What is needed is an exact printout of all the data.

Stored records ::
++++

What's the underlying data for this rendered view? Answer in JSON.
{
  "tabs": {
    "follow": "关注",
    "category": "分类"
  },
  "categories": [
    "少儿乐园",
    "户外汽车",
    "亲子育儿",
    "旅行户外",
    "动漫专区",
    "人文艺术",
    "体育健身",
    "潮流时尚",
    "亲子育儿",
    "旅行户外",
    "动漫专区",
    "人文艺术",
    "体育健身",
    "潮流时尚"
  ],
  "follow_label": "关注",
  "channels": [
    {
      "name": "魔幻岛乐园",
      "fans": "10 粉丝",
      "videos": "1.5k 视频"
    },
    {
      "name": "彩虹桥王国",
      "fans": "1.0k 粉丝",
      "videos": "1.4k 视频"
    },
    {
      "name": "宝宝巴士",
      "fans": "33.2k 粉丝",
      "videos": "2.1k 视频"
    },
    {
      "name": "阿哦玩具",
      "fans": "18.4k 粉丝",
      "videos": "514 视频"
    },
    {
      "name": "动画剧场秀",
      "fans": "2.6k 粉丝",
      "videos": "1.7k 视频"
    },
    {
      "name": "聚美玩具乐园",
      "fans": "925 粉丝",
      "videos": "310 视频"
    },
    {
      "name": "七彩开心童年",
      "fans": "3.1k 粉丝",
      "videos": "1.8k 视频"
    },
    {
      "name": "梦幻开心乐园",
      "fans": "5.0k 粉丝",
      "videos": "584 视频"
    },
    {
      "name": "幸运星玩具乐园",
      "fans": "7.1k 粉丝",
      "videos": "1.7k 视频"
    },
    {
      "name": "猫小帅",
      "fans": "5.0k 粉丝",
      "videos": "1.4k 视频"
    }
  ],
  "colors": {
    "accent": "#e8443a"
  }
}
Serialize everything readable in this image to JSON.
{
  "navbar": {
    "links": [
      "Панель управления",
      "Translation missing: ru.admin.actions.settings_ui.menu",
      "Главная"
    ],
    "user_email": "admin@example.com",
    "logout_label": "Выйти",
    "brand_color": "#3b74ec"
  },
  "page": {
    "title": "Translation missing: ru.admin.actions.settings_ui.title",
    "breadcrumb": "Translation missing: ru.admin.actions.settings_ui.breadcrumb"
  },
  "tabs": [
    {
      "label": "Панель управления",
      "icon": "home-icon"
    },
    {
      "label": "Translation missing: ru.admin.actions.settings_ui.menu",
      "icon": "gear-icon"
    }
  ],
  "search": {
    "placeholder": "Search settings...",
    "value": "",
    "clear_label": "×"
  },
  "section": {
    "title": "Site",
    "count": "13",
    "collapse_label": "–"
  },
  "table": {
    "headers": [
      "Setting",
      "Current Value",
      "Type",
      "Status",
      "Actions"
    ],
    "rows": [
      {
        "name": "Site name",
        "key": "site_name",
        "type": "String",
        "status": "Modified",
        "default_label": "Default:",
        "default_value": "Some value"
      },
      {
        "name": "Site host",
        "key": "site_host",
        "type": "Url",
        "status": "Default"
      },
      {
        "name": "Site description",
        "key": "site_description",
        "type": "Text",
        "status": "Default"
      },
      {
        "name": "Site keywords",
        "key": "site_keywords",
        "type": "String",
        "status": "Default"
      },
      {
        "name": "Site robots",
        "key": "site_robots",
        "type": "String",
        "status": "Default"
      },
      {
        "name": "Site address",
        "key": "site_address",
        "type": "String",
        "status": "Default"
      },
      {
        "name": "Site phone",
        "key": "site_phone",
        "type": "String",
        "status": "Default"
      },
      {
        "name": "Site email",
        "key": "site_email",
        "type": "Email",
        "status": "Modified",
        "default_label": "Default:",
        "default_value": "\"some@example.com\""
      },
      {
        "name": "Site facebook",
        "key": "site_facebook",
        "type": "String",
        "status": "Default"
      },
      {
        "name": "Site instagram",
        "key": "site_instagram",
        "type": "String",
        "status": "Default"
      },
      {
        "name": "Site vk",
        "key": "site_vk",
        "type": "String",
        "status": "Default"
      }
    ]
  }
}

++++

Your response ::
What's the underlying data for this rendered view? Answer in JSON.
{
  "tabs": {
    "follow": "关注",
    "category": "分类"
  },
  "categories": [
    "少儿乐园",
    "户外汽车",
    "亲子育儿",
    "旅行户外",
    "动漫专区",
    "人文艺术",
    "体育健身",
    "潮流时尚",
    "亲子育儿",
    "旅行户外",
    "动漫专区",
    "人文艺术",
    "体育健身",
    "潮流时尚"
  ],
  "follow_label": "关注",
  "channels": [
    {
      "name": "魔幻岛乐园",
      "fans": "10 粉丝",
      "videos": "1.5k 视频"
    },
    {
      "name": "彩虹桥王国",
      "fans": "1.0k 粉丝",
      "videos": "1.4k 视频"
    },
    {
      "name": "宝宝巴士",
      "fans": "33.2k 粉丝",
      "videos": "2.1k 视频"
    },
    {
      "name": "阿哦玩具",
      "fans": "18.4k 粉丝",
      "videos": "514 视频"
    },
    {
      "name": "动画剧场秀",
      "fans": "2.6k 粉丝",
      "videos": "1.7k 视频"
    },
    {
      "name": "聚美玩具乐园",
      "fans": "925 粉丝",
      "videos": "310 视频"
    },
    {
      "name": "七彩开心童年",
      "fans": "3.1k 粉丝",
      "videos": "1.8k 视频"
    },
    {
      "name": "梦幻开心乐园",
      "fans": "5.0k 粉丝",
      "videos": "584 视频"
    },
    {
      "name": "幸运星玩具乐园",
      "fans": "7.1k 粉丝",
      "videos": "1.7k 视频"
    },
    {
      "name": "猫小帅",
      "fans": "5.0k 粉丝",
      "videos": "1.4k 视频"
    }
  ],
  "colors": {
    "accent": "#e8443a"
  }
}
Serialize everything readable in this image to JSON.
{
  "navbar": {
    "links": [
      "Панель управления",
      "Translation missing: ru.admin.actions.settings_ui.menu",
      "Главная"
    ],
    "user_email": "admin@example.com",
    "logout_label": "Выйти",
    "brand_color": "#3b74ec"
  },
  "page": {
    "title": "Translation missing: ru.admin.actions.settings_ui.title",
    "breadcrumb": "Translation missing: ru.admin.actions.settings_ui.breadcrumb"
  },
  "tabs": [
    {
      "label": "Панель управления",
      "icon": "home-icon"
    },
    {
      "label": "Translation missing: ru.admin.actions.settings_ui.menu",
      "icon": "gear-icon"
    }
  ],
  "search": {
    "placeholder": "Search settings...",
    "value": "",
    "clear_label": "×"
  },
  "section": {
    "title": "Site",
    "count": "13",
    "collapse_label": "–"
  },
  "table": {
    "headers": [
      "Setting",
      "Current Value",
      "Type",
      "Status",
      "Actions"
    ],
    "rows": [
      {
        "name": "Site name",
        "key": "site_name",
        "type": "String",
        "status": "Modified",
        "default_label": "Default:",
        "default_value": "Some value"
      },
      {
        "name": "Site host",
        "key": "site_host",
        "type": "Url",
        "status": "Default"
      },
      {
        "name": "Site description",
        "key": "site_description",
        "type": "Text",
        "status": "Default"
      },
      {
        "name": "Site keywords",
        "key": "site_keywords",
        "type": "String",
        "status": "Default"
      },
      {
        "name": "Site robots",
        "key": "site_robots",
        "type": "String",
        "status": "Default"
      },
      {
        "name": "Site address",
        "key": "site_address",
        "type": "String",
        "status": "Default"
      },
      {
        "name": "Site phone",
        "key": "site_phone",
        "type": "String",
        "status": "Default"
      },
      {
        "name": "Site email",
        "key": "site_email",
        "type": "Email",
        "status": "Modified",
        "default_label": "Default:",
        "default_value": "\"some@example.com\""
      },
      {
        "name": "Site facebook",
        "key": "site_facebook",
        "type": "String",
        "status": "Default"
      },
      {
        "name": "Site instagram",
        "key": "site_instagram",
        "type": "String",
        "status": "Default"
      },
      {
        "name": "Site vk",
        "key": "site_vk",
        "type": "String",
        "status": "Default"
      }
    ]
  }
}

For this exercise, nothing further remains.